The inspiration for this trip: ‘The Four Quartets’

TS Eliot seemed the most iconic of poets when I was at school. I saved up for the Faber Complete Poems & Plays, whilst my parents splashed out on this very grand Folio Society edition. I recall we got a Folio Society book every three months or so, and we used to open the parcel very carefully and admire the quality of the material and design – such a far cry from the ultra-thin paper versions of the classics that my parents had lived off during the war, all of which remained on our family bookshelves.


Little Gidding Church is difficult to find, but unforgettable when found. It is a secluded place in remote Cambridgeshire countryside, with very few settlements in the vicinity.

Little Gidding was the home of a small Anglican religious community established in 1626 by Nicholas Ferrar. It was founded around strict adherence to Christian worship in accordance with the Book of Common Prayer and the High Church (or Catholic) heritage of the Church of England.

King Charles I visited Little Gidding three times, including on 2 May 1646 seeking refuge after the Royalist defeat at the Battle of Naseby and was given temporary refuge by John Ferrar. The church was severely damaged by Cromwellian soldiers in 1646 and was almost entirely rebuilt in 1714. This gave it a more classical feel than a typical parish church, making it still more unusual in its countryside setting. Inside, the pews face each other, more like a college chapel.

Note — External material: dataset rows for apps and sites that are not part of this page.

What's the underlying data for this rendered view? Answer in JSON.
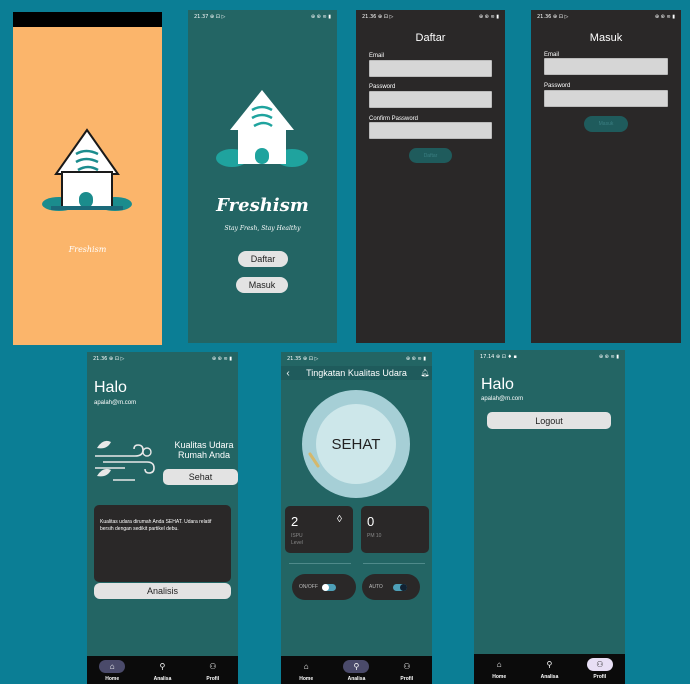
{
  "splash": {
    "brand": "Freshism"
  },
  "welcome": {
    "status_time": "21.37",
    "status_icons": "⊕ ⊡ ▷",
    "status_right": "⊕ ⊛ ≋ ▮",
    "brand": "Freshism",
    "tagline": "Stay Fresh, Stay Healthy",
    "daftar_label": "Daftar",
    "masuk_label": "Masuk"
  },
  "register": {
    "status_time": "21.36",
    "status_icons": "⊕ ⊡ ▷",
    "status_right": "⊕ ⊛ ≋ ▮",
    "title": "Daftar",
    "email_label": "Email",
    "password_label": "Password",
    "confirm_label": "Confirm Password",
    "submit_label": "Daftar"
  },
  "login": {
    "status_time": "21.36",
    "status_icons": "⊕ ⊡ ▷",
    "status_right": "⊕ ⊛ ≋ ▮",
    "title": "Masuk",
    "email_label": "Email",
    "password_label": "Password",
    "submit_label": "Masuk"
  },
  "home": {
    "status_time": "21.36",
    "status_icons": "⊕ ⊡ ▷",
    "status_right": "⊕ ⊛ ≋ ▮",
    "greeting": "Halo",
    "email": "apalah@m.com",
    "card_title_1": "Kualitas Udara",
    "card_title_2": "Rumah Anda",
    "status_button": "Sehat",
    "description": "Kualitas udara dirumah Anda SEHAT. Udara relatif bersih dengan sedikit partikel debu.",
    "analisis_button": "Analisis"
  },
  "analisa": {
    "status_time": "21.35",
    "status_icons": "⊕ ⊡ ▷",
    "status_right": "⊕ ⊛ ≋ ▮",
    "title": "Tingkatan Kualitas Udara",
    "gauge_label": "SEHAT",
    "ispu_value": "2",
    "ispu_label_1": "ISPU",
    "ispu_label_2": "Level",
    "pm_value": "0",
    "pm_label": "PM 10",
    "onoff_label": "ON/OFF",
    "auto_label": "AUTO"
  },
  "profil": {
    "status_time": "17.14",
    "status_icons": "⊕ ⊡ ♦ ▪",
    "status_right": "⊕ ⊛ ≋ ▮",
    "greeting": "Halo",
    "email": "apalah@m.com",
    "logout_label": "Logout"
  },
  "nav": {
    "home": "Home",
    "analisa": "Analisa",
    "profil": "Profil"
  },
  "colors": {
    "background": "#0b7e95",
    "splash": "#fbb56b",
    "teal_screen": "#236564",
    "dark_screen": "#2a2828",
    "button_light": "#e3e3e3",
    "button_teal": "#1f5b5c"
  }
}
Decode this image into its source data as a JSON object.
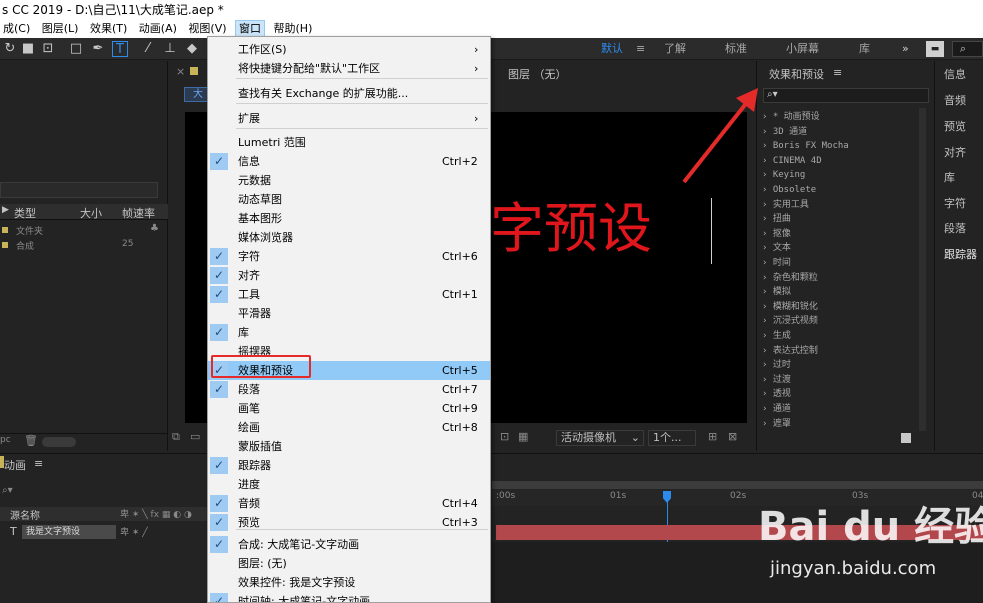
{
  "app": {
    "title": "s CC 2019 - D:\\自己\\11\\大成笔记.aep *"
  },
  "menubar": {
    "items": [
      "成(C)",
      "图层(L)",
      "效果(T)",
      "动画(A)",
      "视图(V)",
      "窗口",
      "帮助(H)"
    ]
  },
  "workspaces": [
    "默认",
    "≡",
    "了解",
    "标准",
    "小屏幕",
    "库",
    "»"
  ],
  "project_panel": {
    "col_type": "类型",
    "col_size": "大小",
    "col_fps": "帧速率",
    "rows": [
      {
        "type": "文件夹",
        "size": "",
        "fps": ""
      },
      {
        "type": "合成",
        "size": "",
        "fps": "25"
      }
    ],
    "bpc": "pc"
  },
  "comp_panel": {
    "tab_label": "大",
    "layer_tab": "图层 （无）",
    "canvas_text": "字预设",
    "camera": "活动摄像机",
    "views": "1个..."
  },
  "timeline": {
    "title": "动画",
    "col_source": "源名称",
    "layer_name": "我是文字预设",
    "layer_type": "T",
    "ruler": [
      "0s",
      "01s",
      "02s",
      "03s",
      "04"
    ],
    "ruler_start": ":00s"
  },
  "effects_panel": {
    "title": "效果和预设",
    "menu_icon": "≡",
    "search_placeholder": "",
    "items": [
      "* 动画预设",
      "3D 通道",
      "Boris FX Mocha",
      "CINEMA 4D",
      "Keying",
      "Obsolete",
      "实用工具",
      "扭曲",
      "抠像",
      "文本",
      "时间",
      "杂色和颗粒",
      "模拟",
      "模糊和锐化",
      "沉浸式视频",
      "生成",
      "表达式控制",
      "过时",
      "过渡",
      "透视",
      "通道",
      "遮罩"
    ]
  },
  "side_panels": [
    "信息",
    "音频",
    "预览",
    "对齐",
    "库",
    "字符",
    "段落",
    "跟踪器"
  ],
  "menu": {
    "items": [
      {
        "label": "工作区(S)",
        "shortcut": "",
        "checked": false,
        "submenu": true
      },
      {
        "label": "将快捷键分配给\"默认\"工作区",
        "shortcut": "",
        "checked": false,
        "submenu": true
      },
      {
        "label": "查找有关 Exchange 的扩展功能...",
        "shortcut": "",
        "checked": false,
        "submenu": false
      },
      {
        "label": "扩展",
        "shortcut": "",
        "checked": false,
        "submenu": true
      },
      {
        "label": "Lumetri 范围",
        "shortcut": "",
        "checked": false,
        "submenu": false
      },
      {
        "label": "信息",
        "shortcut": "Ctrl+2",
        "checked": true,
        "submenu": false
      },
      {
        "label": "元数据",
        "shortcut": "",
        "checked": false,
        "submenu": false
      },
      {
        "label": "动态草图",
        "shortcut": "",
        "checked": false,
        "submenu": false
      },
      {
        "label": "基本图形",
        "shortcut": "",
        "checked": false,
        "submenu": false
      },
      {
        "label": "媒体浏览器",
        "shortcut": "",
        "checked": false,
        "submenu": false
      },
      {
        "label": "字符",
        "shortcut": "Ctrl+6",
        "checked": true,
        "submenu": false
      },
      {
        "label": "对齐",
        "shortcut": "",
        "checked": true,
        "submenu": false
      },
      {
        "label": "工具",
        "shortcut": "Ctrl+1",
        "checked": true,
        "submenu": false
      },
      {
        "label": "平滑器",
        "shortcut": "",
        "checked": false,
        "submenu": false
      },
      {
        "label": "库",
        "shortcut": "",
        "checked": true,
        "submenu": false
      },
      {
        "label": "摇摆器",
        "shortcut": "",
        "checked": false,
        "submenu": false
      },
      {
        "label": "效果和预设",
        "shortcut": "Ctrl+5",
        "checked": true,
        "submenu": false,
        "highlighted": true
      },
      {
        "label": "段落",
        "shortcut": "Ctrl+7",
        "checked": true,
        "submenu": false
      },
      {
        "label": "画笔",
        "shortcut": "Ctrl+9",
        "checked": false,
        "submenu": false
      },
      {
        "label": "绘画",
        "shortcut": "Ctrl+8",
        "checked": false,
        "submenu": false
      },
      {
        "label": "蒙版插值",
        "shortcut": "",
        "checked": false,
        "submenu": false
      },
      {
        "label": "跟踪器",
        "shortcut": "",
        "checked": true,
        "submenu": false
      },
      {
        "label": "进度",
        "shortcut": "",
        "checked": false,
        "submenu": false
      },
      {
        "label": "音频",
        "shortcut": "Ctrl+4",
        "checked": true,
        "submenu": false
      },
      {
        "label": "预览",
        "shortcut": "Ctrl+3",
        "checked": true,
        "submenu": false
      },
      {
        "label": "合成: 大成笔记-文字动画",
        "shortcut": "",
        "checked": true,
        "submenu": false
      },
      {
        "label": "图层:  (无)",
        "shortcut": "",
        "checked": false,
        "submenu": false
      },
      {
        "label": "效果控件: 我是文字预设",
        "shortcut": "",
        "checked": false,
        "submenu": false
      },
      {
        "label": "时间轴: 大成笔记-文字动画",
        "shortcut": "",
        "checked": true,
        "submenu": false
      }
    ]
  },
  "watermark": {
    "brand": "Bai du 经验",
    "url": "jingyan.baidu.com"
  },
  "colors": {
    "accent": "#2d8ceb",
    "highlight": "#91c9f7",
    "annotation": "#e52a2a",
    "canvas_text": "#e0161d",
    "layer_bar": "#b2474c"
  }
}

T.S. Eliot visited 290 years later in May 1936 and was moved to reflect upon the Church and its history in the last of his Four Quartets: Little Gidding. After it appeared in 1942, he published no more poetry and died in 1965.

The roadsides would have been lined, as they were on our visit, with cow parsley, and the hedgerows white with May hawthorn blossom. TS Eliot would have driven down the same rough road, and walked behind the brick-built pigsty, turning in front of the farmhouse to catch their first glimpse of the church façade and the table tomb of Nicholas Ferrar.


I: ‘If you came this way,

Taking the route you would be likely to take

From the place you would be likely to come from,

If you came this way in may time, you would find the hedges

White again, in May, with voluptuary sweetness.

It would be the same at the end of the journey,

If you came at night like a broken king,

If you came by day not knowing what you came for,

It would be the same, when you leave the rough road

And turn behind the pig-sty to the dull facade

And the tombstone. And what you thought you came for

Is only a shell, a husk of meaning

From which the purpose breaks only when it is fulfilled

If at all. Either you had no purpose

Or the purpose is beyond the end you figured

And is altered in fulfilment. There are other places

Which also are the world’s end, some at the sea jaws,

Or over a dark lake, in a desert or a city–

But this is the nearest, in place and time,

Now and in England.’


If you came this way,

Taking any route, starting from anywhere,

At any time or at any season,

It would always be the same: you would have to put off

Sense and notion. You are not here to verify,

Instruct yourself, or inform curiosity

Or carry report. You are here to kneel

Where prayer has been valid.

V We shall not cease from exploration

And the end of all our exploring

Will be to arrive where we started

And know the place for the first time.

Through the unknown, unremembered gate

When the last of earth left to discover

Is that which was the beginning;

At the source of the longest river

The voice of the hidden waterfall

And the children in the apple-tree


  • Visit: The TS Eliot Festival at Little Gidding, July each year
  • Support: The Friends of Little Gidding –
  • Visit: nearby Leighton Bromswold, where in 1626 George Herbert was made Prebend of the church of St. Mary the Virgin. At this time the church was in a poor state and Herbert raised the money for its restoration from his friends and family.